[SUPPLIED MATERIAL]

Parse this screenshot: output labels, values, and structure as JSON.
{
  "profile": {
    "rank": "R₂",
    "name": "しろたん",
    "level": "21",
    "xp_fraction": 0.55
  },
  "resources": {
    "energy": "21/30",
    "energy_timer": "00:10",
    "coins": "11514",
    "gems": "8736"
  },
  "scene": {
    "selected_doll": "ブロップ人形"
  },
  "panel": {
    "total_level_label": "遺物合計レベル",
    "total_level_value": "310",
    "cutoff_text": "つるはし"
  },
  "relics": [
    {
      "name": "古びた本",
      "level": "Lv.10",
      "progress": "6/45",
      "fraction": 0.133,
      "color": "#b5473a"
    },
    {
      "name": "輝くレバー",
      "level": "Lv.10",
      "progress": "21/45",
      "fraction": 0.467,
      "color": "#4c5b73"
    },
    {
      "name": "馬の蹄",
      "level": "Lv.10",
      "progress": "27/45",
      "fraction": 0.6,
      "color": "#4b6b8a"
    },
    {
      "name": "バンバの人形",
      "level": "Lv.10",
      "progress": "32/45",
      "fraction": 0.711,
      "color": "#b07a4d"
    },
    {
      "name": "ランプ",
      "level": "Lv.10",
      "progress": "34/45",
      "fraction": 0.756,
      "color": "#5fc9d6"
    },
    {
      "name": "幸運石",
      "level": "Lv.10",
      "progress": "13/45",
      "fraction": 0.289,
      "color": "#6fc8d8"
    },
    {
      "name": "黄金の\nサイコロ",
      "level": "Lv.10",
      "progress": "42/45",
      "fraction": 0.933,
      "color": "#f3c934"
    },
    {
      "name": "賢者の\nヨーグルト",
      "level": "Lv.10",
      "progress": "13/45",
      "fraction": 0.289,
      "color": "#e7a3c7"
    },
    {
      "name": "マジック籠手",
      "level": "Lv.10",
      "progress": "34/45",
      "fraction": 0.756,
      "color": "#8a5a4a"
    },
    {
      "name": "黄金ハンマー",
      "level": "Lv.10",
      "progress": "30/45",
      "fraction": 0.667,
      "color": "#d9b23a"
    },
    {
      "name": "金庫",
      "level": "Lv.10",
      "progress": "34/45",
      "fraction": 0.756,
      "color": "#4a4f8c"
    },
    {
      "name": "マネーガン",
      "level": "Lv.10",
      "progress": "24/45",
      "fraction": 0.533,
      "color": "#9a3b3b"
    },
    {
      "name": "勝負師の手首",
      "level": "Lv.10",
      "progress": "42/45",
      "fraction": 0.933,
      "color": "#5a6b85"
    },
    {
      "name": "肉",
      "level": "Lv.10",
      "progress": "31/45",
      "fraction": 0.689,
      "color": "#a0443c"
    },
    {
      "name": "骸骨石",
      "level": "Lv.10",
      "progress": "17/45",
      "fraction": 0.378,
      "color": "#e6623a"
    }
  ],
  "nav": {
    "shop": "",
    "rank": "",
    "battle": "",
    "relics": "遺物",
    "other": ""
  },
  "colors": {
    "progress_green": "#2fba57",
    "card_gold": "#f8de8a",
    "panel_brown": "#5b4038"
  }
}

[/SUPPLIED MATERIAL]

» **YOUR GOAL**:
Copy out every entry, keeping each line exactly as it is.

» **TASK SOLUTION**:
Parse this screenshot: output labels, values, and structure as JSON.
{
  "profile": {
    "rank": "R₂",
    "name": "しろたん",
    "level": "21",
    "xp_fraction": 0.55
  },
  "resources": {
    "energy": "21/30",
    "energy_timer": "00:10",
    "coins": "11514",
    "gems": "8736"
  },
  "scene": {
    "selected_doll": "ブロップ人形"
  },
  "panel": {
    "total_level_label": "遺物合計レベル",
    "total_level_value": "310",
    "cutoff_text": "つるはし"
  },
  "relics": [
    {
      "name": "古びた本",
      "level": "Lv.10",
      "progress": "6/45",
      "fraction": 0.133,
      "color": "#b5473a"
    },
    {
      "name": "輝くレバー",
      "level": "Lv.10",
      "progress": "21/45",
      "fraction": 0.467,
      "color": "#4c5b73"
    },
    {
      "name": "馬の蹄",
      "level": "Lv.10",
      "progress": "27/45",
      "fraction": 0.6,
      "color": "#4b6b8a"
    },
    {
      "name": "バンバの人形",
      "level": "Lv.10",
      "progress": "32/45",
      "fraction": 0.711,
      "color": "#b07a4d"
    },
    {
      "name": "ランプ",
      "level": "Lv.10",
      "progress": "34/45",
      "fraction": 0.756,
      "color": "#5fc9d6"
    },
    {
      "name": "幸運石",
      "level": "Lv.10",
      "progress": "13/45",
      "fraction": 0.289,
      "color": "#6fc8d8"
    },
    {
      "name": "黄金の\nサイコロ",
      "level": "Lv.10",
      "progress": "42/45",
      "fraction": 0.933,
      "color": "#f3c934"
    },
    {
      "name": "賢者の\nヨーグルト",
      "level": "Lv.10",
      "progress": "13/45",
      "fraction": 0.289,
      "color": "#e7a3c7"
    },
    {
      "name": "マジック籠手",
      "level": "Lv.10",
      "progress": "34/45",
      "fraction": 0.756,
      "color": "#8a5a4a"
    },
    {
      "name": "黄金ハンマー",
      "level": "Lv.10",
      "progress": "30/45",
      "fraction": 0.667,
      "color": "#d9b23a"
    },
    {
      "name": "金庫",
      "level": "Lv.10",
      "progress": "34/45",
      "fraction": 0.756,
      "color": "#4a4f8c"
    },
    {
      "name": "マネーガン",
      "level": "Lv.10",
      "progress": "24/45",
      "fraction": 0.533,
      "color": "#9a3b3b"
    },
    {
      "name": "勝負師の手首",
      "level": "Lv.10",
      "progress": "42/45",
      "fraction": 0.933,
      "color": "#5a6b85"
    },
    {
      "name": "肉",
      "level": "Lv.10",
      "progress": "31/45",
      "fraction": 0.689,
      "color": "#a0443c"
    },
    {
      "name": "骸骨石",
      "level": "Lv.10",
      "progress": "17/45",
      "fraction": 0.378,
      "color": "#e6623a"
    }
  ],
  "nav": {
    "shop": "",
    "rank": "",
    "battle": "",
    "relics": "遺物",
    "other": ""
  },
  "colors": {
    "progress_green": "#2fba57",
    "card_gold": "#f8de8a",
    "panel_brown": "#5b4038"
  }
}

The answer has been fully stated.